08 February 2016

"The injured were mostly women and children"

Cluster bomb attacks increase in January-February 2016 during Syrian-Russian military operation in Syria

Syria 2016 Copyright Firas Abdallah

Fragment pattern typical of the detonation of a submunition seen in the asphalt in Douma, Damascus, after a cluster munition attack on 3 February 2016. © 2016 Firas Abdallah

Cluster bombs have been used almost daily in Syria by the Syrian-Russian joint military operation since 26 January 2016, said Cluster Munition Coalition member Human Rights Watch on 8 February.

The Cluster Munition Coalition condemns these attacks and calls on both Russia and Syria to stop using cluster bombs. These weapons have been banned internationally due to the harm posed to civilians at the time of use and from their remnants, particularly unexploded submunitions.

Both states should also join the Convention on Cluster Munitions.

Between 26 January and 5 February 2016, 14 cluster bomb attacks were documented, killing at least 37 civilians and injuring dozens. The real number of attacks is probably much higher.

"The injured were mostly women and children," said a journalist with an opposition-affiliated media center, about an attack in Kafr Laha on 27 January. "It was very hard to see."

In addition to the casualties at the time of the attack, cluster bombs typically leave behind large amounts of unexploded bomblets that threaten civilians long afterwards.

In early October 2015, the Cluster Munition Coalition called on Russia not to use cluster bombs in Syria. Later that month, we expressed concern with the new use of an advanced type of Russian cluster munition in Syria.

Syria 2016 Copyright Ahmad al Farouq
Unexploded O-10 submunition from a 3-O-8 cluster munition mortar projectile found in Douma, Damascus, after a cluster munition attack on 27 January 2016. © 2016 Ahmad al-Farouq

States Parties to the Convention on Cluster Munitions Must React

All States Parties to the Convention on Cluster Munitions have a special responsibility to promote the norm established by the Convention and to "discourage States not party… from using cluster munitions" (Article 21).
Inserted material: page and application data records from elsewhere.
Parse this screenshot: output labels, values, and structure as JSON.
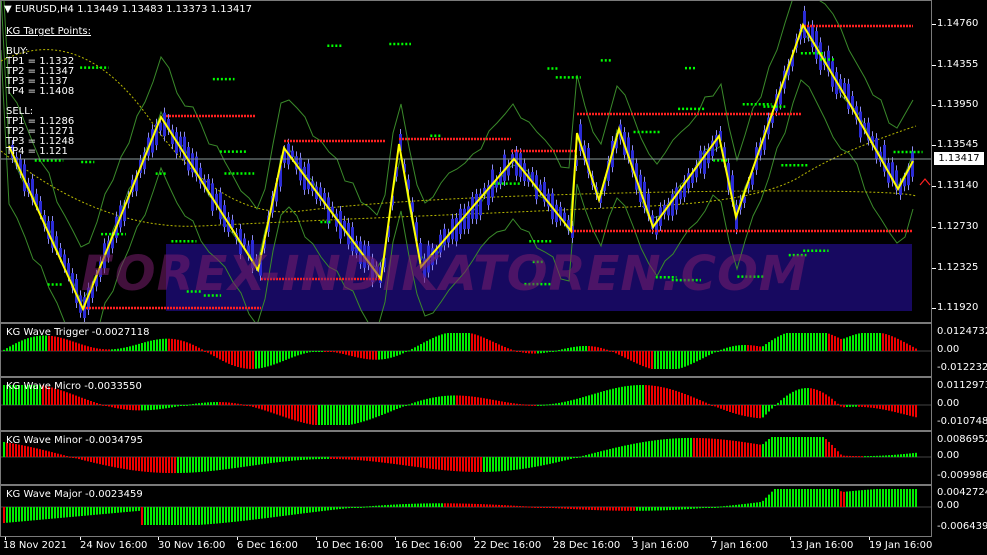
{
  "main_chart": {
    "symbol_title": "EURUSD,H4  1.13449 1.13483 1.13373 1.13417",
    "current_price": "1.13417",
    "y_ticks": [
      "1.14760",
      "1.14355",
      "1.13950",
      "1.13545",
      "1.13140",
      "1.12730",
      "1.12325",
      "1.11920"
    ],
    "watermark": "FOREX-INDIKATOREN.COM",
    "kg_panel": {
      "title": "KG Target Points:",
      "buy_label": "BUY:",
      "buy_tp": [
        "TP1 = 1.1332",
        "TP2 = 1.1347",
        "TP3 = 1.137",
        "TP4 = 1.1408"
      ],
      "sell_label": "SELL:",
      "sell_tp": [
        "TP1 = 1.1286",
        "TP2 = 1.1271",
        "TP3 = 1.1248",
        "TP4 = 1.121"
      ]
    }
  },
  "indicators": [
    {
      "title": "KG Wave Trigger  -0.0027118",
      "ticks": [
        "0.0124732",
        "0.00",
        "-0.0122321"
      ],
      "amp": 18
    },
    {
      "title": "KG Wave Micro  -0.0033550",
      "ticks": [
        "0.0112973",
        "0.00",
        "-0.0107481"
      ],
      "amp": 20
    },
    {
      "title": "KG Wave Minor  -0.0034795",
      "ticks": [
        "0.0086952",
        "0.00",
        "-0.009986"
      ],
      "amp": 20
    },
    {
      "title": "KG Wave Major  -0.0023459",
      "ticks": [
        "0.0042724",
        "0.00",
        "-0.006439"
      ],
      "amp": 18
    }
  ],
  "x_ticks": [
    "18 Nov 2021",
    "24 Nov 16:00",
    "30 Nov 16:00",
    "6 Dec 16:00",
    "10 Dec 16:00",
    "16 Dec 16:00",
    "22 Dec 16:00",
    "28 Dec 16:00",
    "3 Jan 16:00",
    "7 Jan 16:00",
    "13 Jan 16:00",
    "19 Jan 16:00"
  ],
  "colors": {
    "candle": "#2b2bd6",
    "zigzag": "#ffff00",
    "resistance": "#ff2020",
    "support_dots": "#00ff00",
    "envelope": "#3a8a2a",
    "bull_hist": "#00ee00",
    "bear_hist": "#ee0000",
    "background": "#000000"
  }
}
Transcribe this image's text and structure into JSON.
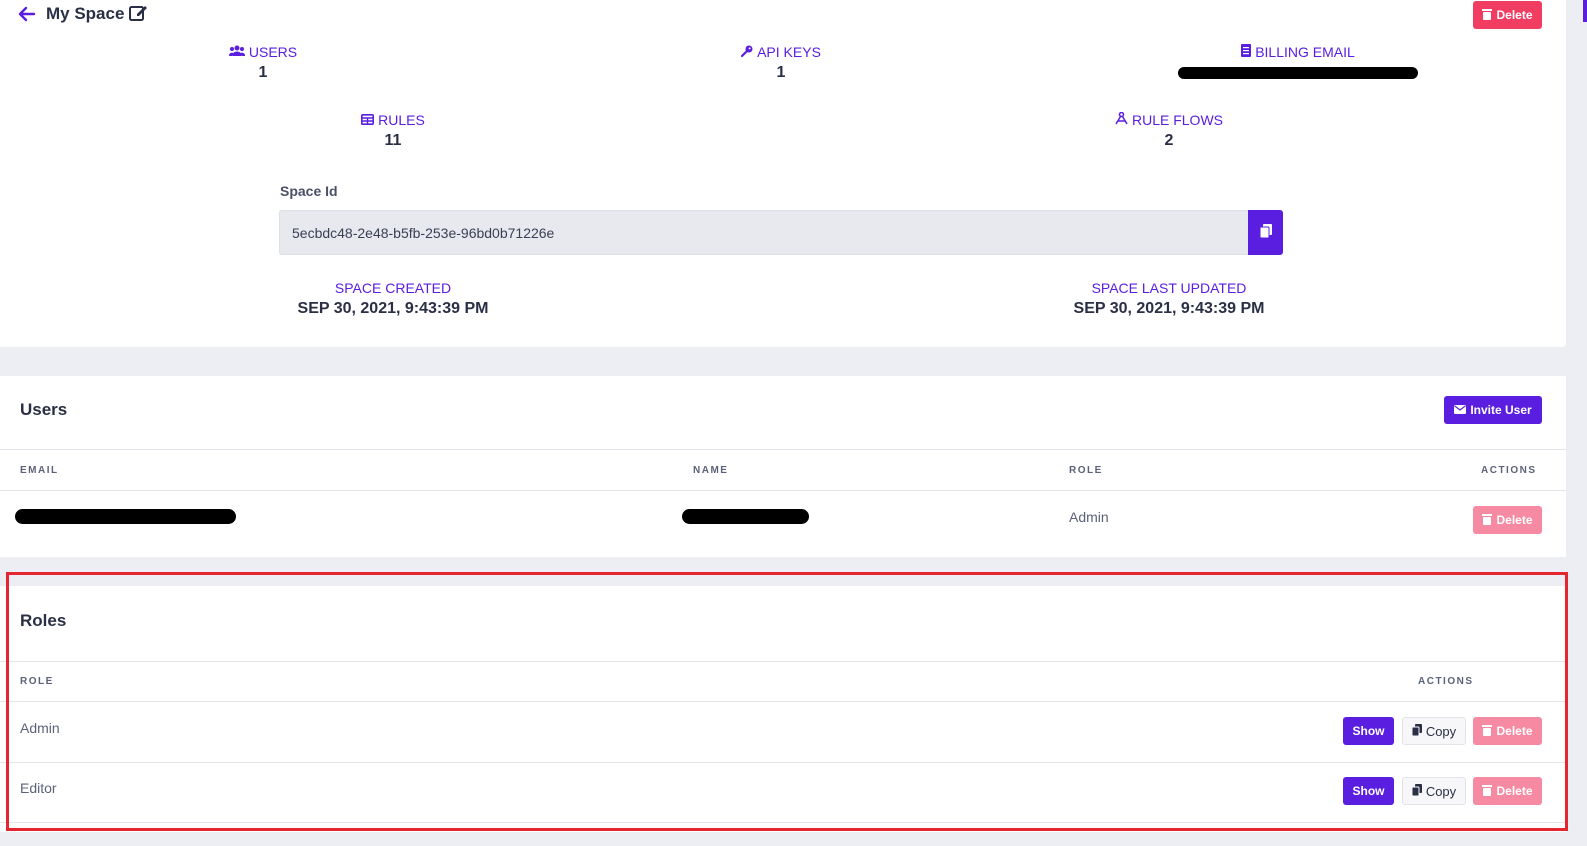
{
  "header": {
    "title": "My Space",
    "delete_label": "Delete"
  },
  "stats": {
    "users": {
      "label": "USERS",
      "value": "1"
    },
    "api_keys": {
      "label": "API KEYS",
      "value": "1"
    },
    "billing_email": {
      "label": "BILLING EMAIL"
    },
    "rules": {
      "label": "RULES",
      "value": "11"
    },
    "rule_flows": {
      "label": "RULE FLOWS",
      "value": "2"
    }
  },
  "space_id": {
    "label": "Space Id",
    "value": "5ecbdc48-2e48-b5fb-253e-96bd0b71226e"
  },
  "dates": {
    "created_label": "SPACE CREATED",
    "created_value": "SEP 30, 2021, 9:43:39 PM",
    "updated_label": "SPACE LAST UPDATED",
    "updated_value": "SEP 30, 2021, 9:43:39 PM"
  },
  "users_section": {
    "title": "Users",
    "invite_label": "Invite User",
    "columns": [
      "EMAIL",
      "NAME",
      "ROLE",
      "ACTIONS"
    ],
    "rows": [
      {
        "role": "Admin",
        "delete_label": "Delete"
      }
    ]
  },
  "roles_section": {
    "title": "Roles",
    "columns": [
      "ROLE",
      "ACTIONS"
    ],
    "rows": [
      {
        "role": "Admin",
        "show_label": "Show",
        "copy_label": "Copy",
        "delete_label": "Delete"
      },
      {
        "role": "Editor",
        "show_label": "Show",
        "copy_label": "Copy",
        "delete_label": "Delete"
      }
    ]
  },
  "colors": {
    "accent": "#5a1ee0",
    "danger": "#f23d63",
    "danger_light": "#f58aa2",
    "highlight_border": "#e3262f"
  },
  "icons": [
    "back-arrow-icon",
    "edit-icon",
    "trash-icon",
    "users-icon",
    "key-icon",
    "receipt-icon",
    "table-icon",
    "flow-icon",
    "copy-icon",
    "envelope-icon"
  ]
}
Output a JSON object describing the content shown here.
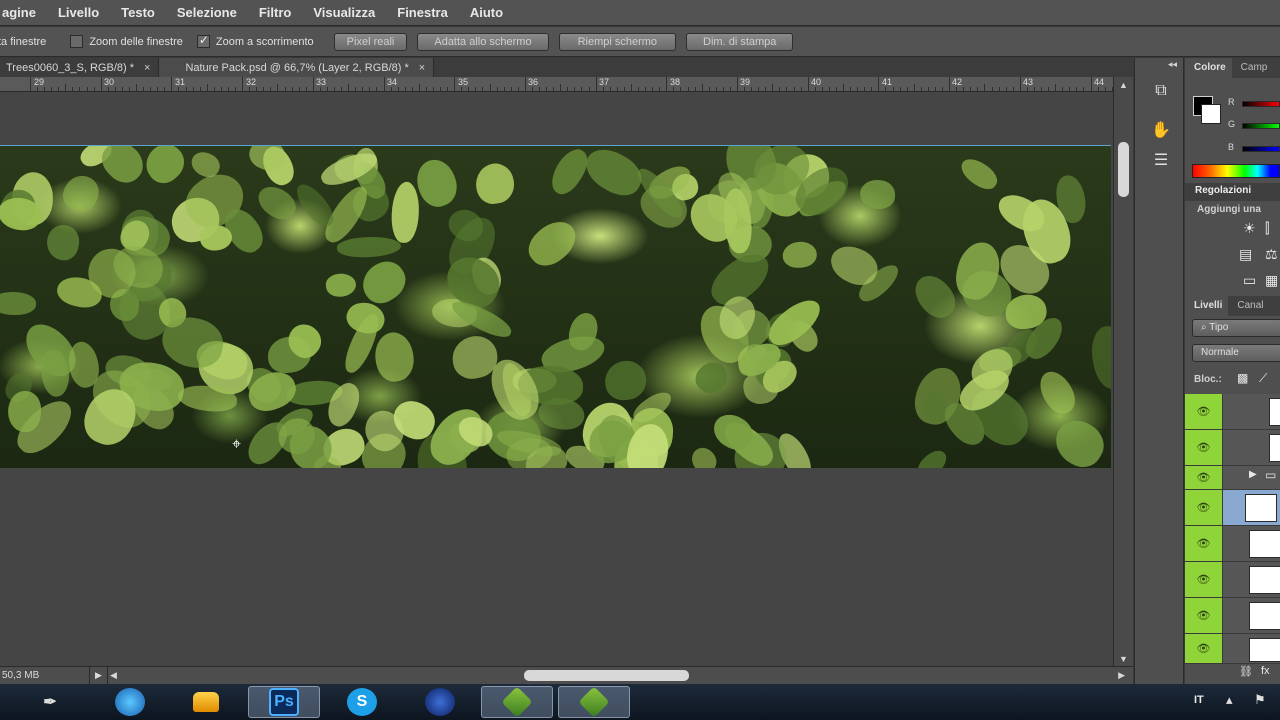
{
  "menubar": {
    "items": [
      "agine",
      "Livello",
      "Testo",
      "Selezione",
      "Filtro",
      "Visualizza",
      "Finestra",
      "Aiuto"
    ]
  },
  "options": {
    "check1_label": "ta finestre",
    "check2_label": "Zoom delle finestre",
    "check3_label": "Zoom a scorrimento",
    "btn_pixel": "Pixel reali",
    "btn_fit": "Adatta allo schermo",
    "btn_fill": "Riempi schermo",
    "btn_print": "Dim. di stampa"
  },
  "tabs": [
    {
      "label": "Trees0060_3_S, RGB/8) *",
      "close": "×"
    },
    {
      "label": "Nature Pack.psd @ 66,7% (Layer 2, RGB/8) *",
      "close": "×"
    }
  ],
  "ruler": {
    "numbers": [
      "29",
      "30",
      "31",
      "32",
      "33",
      "34",
      "35",
      "36",
      "37",
      "38",
      "39",
      "40",
      "41",
      "42",
      "43",
      "44"
    ]
  },
  "status": {
    "doc_size": "50,3 MB",
    "play_icon": "play-icon"
  },
  "panels": {
    "color_tab": "Colore",
    "swatches_tab": "Camp",
    "r_label": "R",
    "g_label": "G",
    "b_label": "B",
    "adjust_title": "Regolazioni",
    "adjust_sub": "Aggiungi una",
    "layers_tab": "Livelli",
    "channels_tab": "Canal",
    "kind_select": "Tipo",
    "blend_select": "Normale",
    "lock_label": "Bloc.:"
  },
  "taskbar": {
    "lang": "IT",
    "apps": [
      "pen-tool-icon",
      "browser-icon",
      "folder-icon",
      "photoshop-icon",
      "skype-icon",
      "cinema4d-icon",
      "app-icon-1",
      "app-icon-2"
    ],
    "ps_label": "Ps"
  }
}
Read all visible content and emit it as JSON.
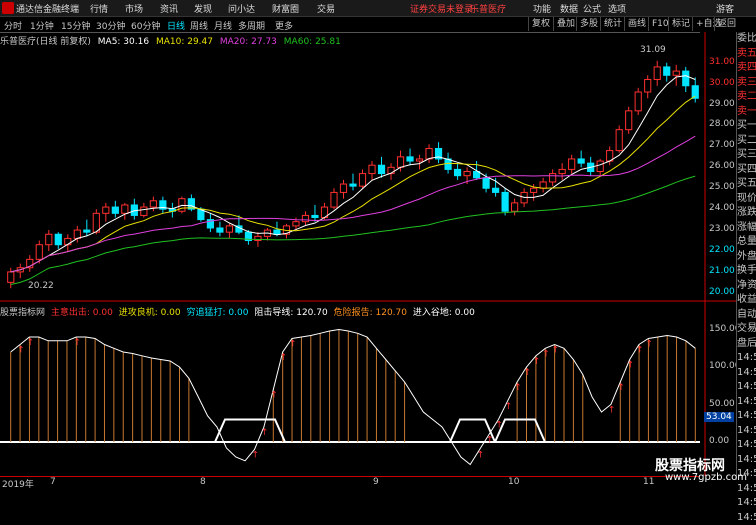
{
  "menubar": {
    "app": "通达信金融终端",
    "menus": [
      "行情",
      "市场",
      "资讯",
      "发现",
      "问小达",
      "财富圈",
      "交易"
    ],
    "notice": "证券交易未登录",
    "stock": "乐普医疗",
    "right": [
      "功能",
      "数据",
      "公式",
      "选项",
      "游客"
    ]
  },
  "period_tabs": [
    "分时",
    "1分钟",
    "15分钟",
    "30分钟",
    "60分钟",
    "日线",
    "周线",
    "月线",
    "多周期",
    "更多"
  ],
  "toolbar_buttons": [
    "复权",
    "叠加",
    "多股",
    "统计",
    "画线",
    "F10",
    "标记",
    "+自选",
    "返回"
  ],
  "ma_header": {
    "title": "乐普医疗(日线 前复权)",
    "ma5": "MA5: 30.16",
    "ma10": "MA10: 29.47",
    "ma20": "MA20: 27.73",
    "ma60": "MA60: 25.81"
  },
  "price_axis": [
    "31.00",
    "30.00",
    "29.00",
    "28.00",
    "27.00",
    "26.00",
    "25.00",
    "24.00",
    "23.00",
    "22.00",
    "21.00",
    "20.00"
  ],
  "price_annotations": {
    "high": "31.09",
    "low": "20.22"
  },
  "indicator_header": {
    "title": "股票指标网",
    "i1": "主意出击: 0.00",
    "i2": "进攻良机: 0.00",
    "i3": "穷追猛打: 0.00",
    "i4": "阻击导线: 120.70",
    "i5": "危险报告: 120.70",
    "i6": "进入谷地: 0.00"
  },
  "indicator_axis": [
    "150.00",
    "100.00",
    "50.00",
    "0.00"
  ],
  "indicator_current": "53.04",
  "side_panel": [
    "委比",
    "卖五",
    "卖四",
    "卖三",
    "卖二",
    "卖一",
    "买一",
    "买二",
    "买三",
    "买四",
    "买五",
    "现价",
    "涨跌",
    "涨幅",
    "总量",
    "外盘",
    "换手",
    "净资",
    "收益",
    "自动",
    "交易",
    "盘后",
    "14:56",
    "14:56",
    "14:56",
    "14:56",
    "14:56",
    "14:56",
    "14:56",
    "14:56",
    "14:57",
    "14:57",
    "14:57",
    "14:57"
  ],
  "date_axis": [
    "2019年",
    "7",
    "8",
    "9",
    "10",
    "11"
  ],
  "watermark": {
    "t1": "股票指标网",
    "t2": "www.7gpzb.com"
  },
  "colors": {
    "up": "#ff3030",
    "down": "#00e5ff",
    "ma5": "#ffffff",
    "ma10": "#e8e000",
    "ma20": "#e040e0",
    "ma60": "#20c020"
  },
  "chart_data": {
    "type": "candlestick",
    "ohlc": [
      [
        20.5,
        21.2,
        20.22,
        21.0
      ],
      [
        21.0,
        21.4,
        20.7,
        21.2
      ],
      [
        21.2,
        21.8,
        21.0,
        21.6
      ],
      [
        21.6,
        22.5,
        21.4,
        22.3
      ],
      [
        22.3,
        23.0,
        22.0,
        22.8
      ],
      [
        22.8,
        22.9,
        22.1,
        22.3
      ],
      [
        22.3,
        22.8,
        22.0,
        22.6
      ],
      [
        22.6,
        23.2,
        22.4,
        23.0
      ],
      [
        23.0,
        23.5,
        22.7,
        22.9
      ],
      [
        22.9,
        24.0,
        22.8,
        23.8
      ],
      [
        23.8,
        24.3,
        23.4,
        24.1
      ],
      [
        24.1,
        24.4,
        23.6,
        23.8
      ],
      [
        23.8,
        24.3,
        23.5,
        24.2
      ],
      [
        24.2,
        24.5,
        23.5,
        23.7
      ],
      [
        23.7,
        24.3,
        23.6,
        24.1
      ],
      [
        24.1,
        24.6,
        23.9,
        24.4
      ],
      [
        24.4,
        24.6,
        23.8,
        24.0
      ],
      [
        24.0,
        24.3,
        23.6,
        23.9
      ],
      [
        23.9,
        24.6,
        23.8,
        24.5
      ],
      [
        24.5,
        24.7,
        23.9,
        24.0
      ],
      [
        24.0,
        24.1,
        23.4,
        23.5
      ],
      [
        23.5,
        23.8,
        22.9,
        23.1
      ],
      [
        23.1,
        23.4,
        22.7,
        22.9
      ],
      [
        22.9,
        23.3,
        22.6,
        23.2
      ],
      [
        23.2,
        23.7,
        22.8,
        22.9
      ],
      [
        22.9,
        23.0,
        22.3,
        22.5
      ],
      [
        22.5,
        22.9,
        22.2,
        22.7
      ],
      [
        22.7,
        23.1,
        22.5,
        23.0
      ],
      [
        23.0,
        23.4,
        22.7,
        22.8
      ],
      [
        22.8,
        23.3,
        22.6,
        23.2
      ],
      [
        23.2,
        23.6,
        23.0,
        23.4
      ],
      [
        23.4,
        23.9,
        23.2,
        23.7
      ],
      [
        23.7,
        24.2,
        23.4,
        23.6
      ],
      [
        23.6,
        24.3,
        23.5,
        24.1
      ],
      [
        24.1,
        25.0,
        24.0,
        24.8
      ],
      [
        24.8,
        25.4,
        24.5,
        25.2
      ],
      [
        25.2,
        25.7,
        24.9,
        25.1
      ],
      [
        25.1,
        25.9,
        25.0,
        25.7
      ],
      [
        25.7,
        26.3,
        25.4,
        26.1
      ],
      [
        26.1,
        26.5,
        25.5,
        25.7
      ],
      [
        25.7,
        26.2,
        25.4,
        26.0
      ],
      [
        26.0,
        26.8,
        25.8,
        26.5
      ],
      [
        26.5,
        26.9,
        26.1,
        26.3
      ],
      [
        26.3,
        26.6,
        25.9,
        26.4
      ],
      [
        26.4,
        27.1,
        26.2,
        26.9
      ],
      [
        26.9,
        27.2,
        26.2,
        26.4
      ],
      [
        26.4,
        26.7,
        25.7,
        25.9
      ],
      [
        25.9,
        26.2,
        25.4,
        25.6
      ],
      [
        25.6,
        26.0,
        25.2,
        25.8
      ],
      [
        25.8,
        26.3,
        25.4,
        25.5
      ],
      [
        25.5,
        25.7,
        24.8,
        25.0
      ],
      [
        25.0,
        25.5,
        24.6,
        24.8
      ],
      [
        24.8,
        25.0,
        23.7,
        23.9
      ],
      [
        23.9,
        24.5,
        23.7,
        24.3
      ],
      [
        24.3,
        25.0,
        24.1,
        24.8
      ],
      [
        24.8,
        25.2,
        24.4,
        25.0
      ],
      [
        25.0,
        25.5,
        24.8,
        25.3
      ],
      [
        25.3,
        25.9,
        25.1,
        25.7
      ],
      [
        25.7,
        26.2,
        25.4,
        25.9
      ],
      [
        25.9,
        26.6,
        25.7,
        26.4
      ],
      [
        26.4,
        26.8,
        26.0,
        26.2
      ],
      [
        26.2,
        26.5,
        25.6,
        25.8
      ],
      [
        25.8,
        26.4,
        25.6,
        26.3
      ],
      [
        26.3,
        27.0,
        26.1,
        26.8
      ],
      [
        26.8,
        28.0,
        26.7,
        27.8
      ],
      [
        27.8,
        28.9,
        27.6,
        28.7
      ],
      [
        28.7,
        29.8,
        28.5,
        29.6
      ],
      [
        29.6,
        30.4,
        29.3,
        30.2
      ],
      [
        30.2,
        31.09,
        29.9,
        30.8
      ],
      [
        30.8,
        31.0,
        30.1,
        30.4
      ],
      [
        30.4,
        30.9,
        29.9,
        30.6
      ],
      [
        30.6,
        30.8,
        29.6,
        29.9
      ],
      [
        29.9,
        30.3,
        29.1,
        29.3
      ]
    ],
    "ma5": [
      30.16
    ],
    "ma10": [
      29.47
    ],
    "ma20": [
      27.73
    ],
    "ma60": [
      25.81
    ],
    "indicator": [
      120,
      130,
      140,
      140,
      135,
      135,
      135,
      140,
      140,
      138,
      130,
      125,
      120,
      118,
      115,
      112,
      110,
      108,
      100,
      85,
      60,
      35,
      20,
      -8,
      -20,
      -25,
      -10,
      20,
      70,
      120,
      138,
      140,
      142,
      145,
      148,
      150,
      148,
      145,
      140,
      125,
      110,
      95,
      80,
      60,
      40,
      30,
      20,
      0,
      -20,
      -30,
      -10,
      10,
      30,
      55,
      80,
      100,
      115,
      125,
      130,
      125,
      110,
      90,
      60,
      40,
      50,
      80,
      110,
      130,
      138,
      140,
      142,
      140,
      135,
      125
    ],
    "ylim_price": [
      19.8,
      31.8
    ],
    "ylim_indicator": [
      -40,
      160
    ]
  }
}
States Parties to the Convention that are also members of the International Syria Support Group should play an active role to this end. This includes France, Germany, Iraq, Italy, Lebanon and the United Kingdom.

The Co-Hosts' declaration of the "Supporting Syria & the Region 2016" Conference of 4 February 2016, called for an end to ongoing violations of International Humanitarian Law in Syria. Co-Hosts that are also States Parties to the Convention on Cluster Munitions include Germany, Norway and the United Kingdom.

More than 150 states have condemned or expressed grave concern with the use of cluster munitions in Syria in recent years.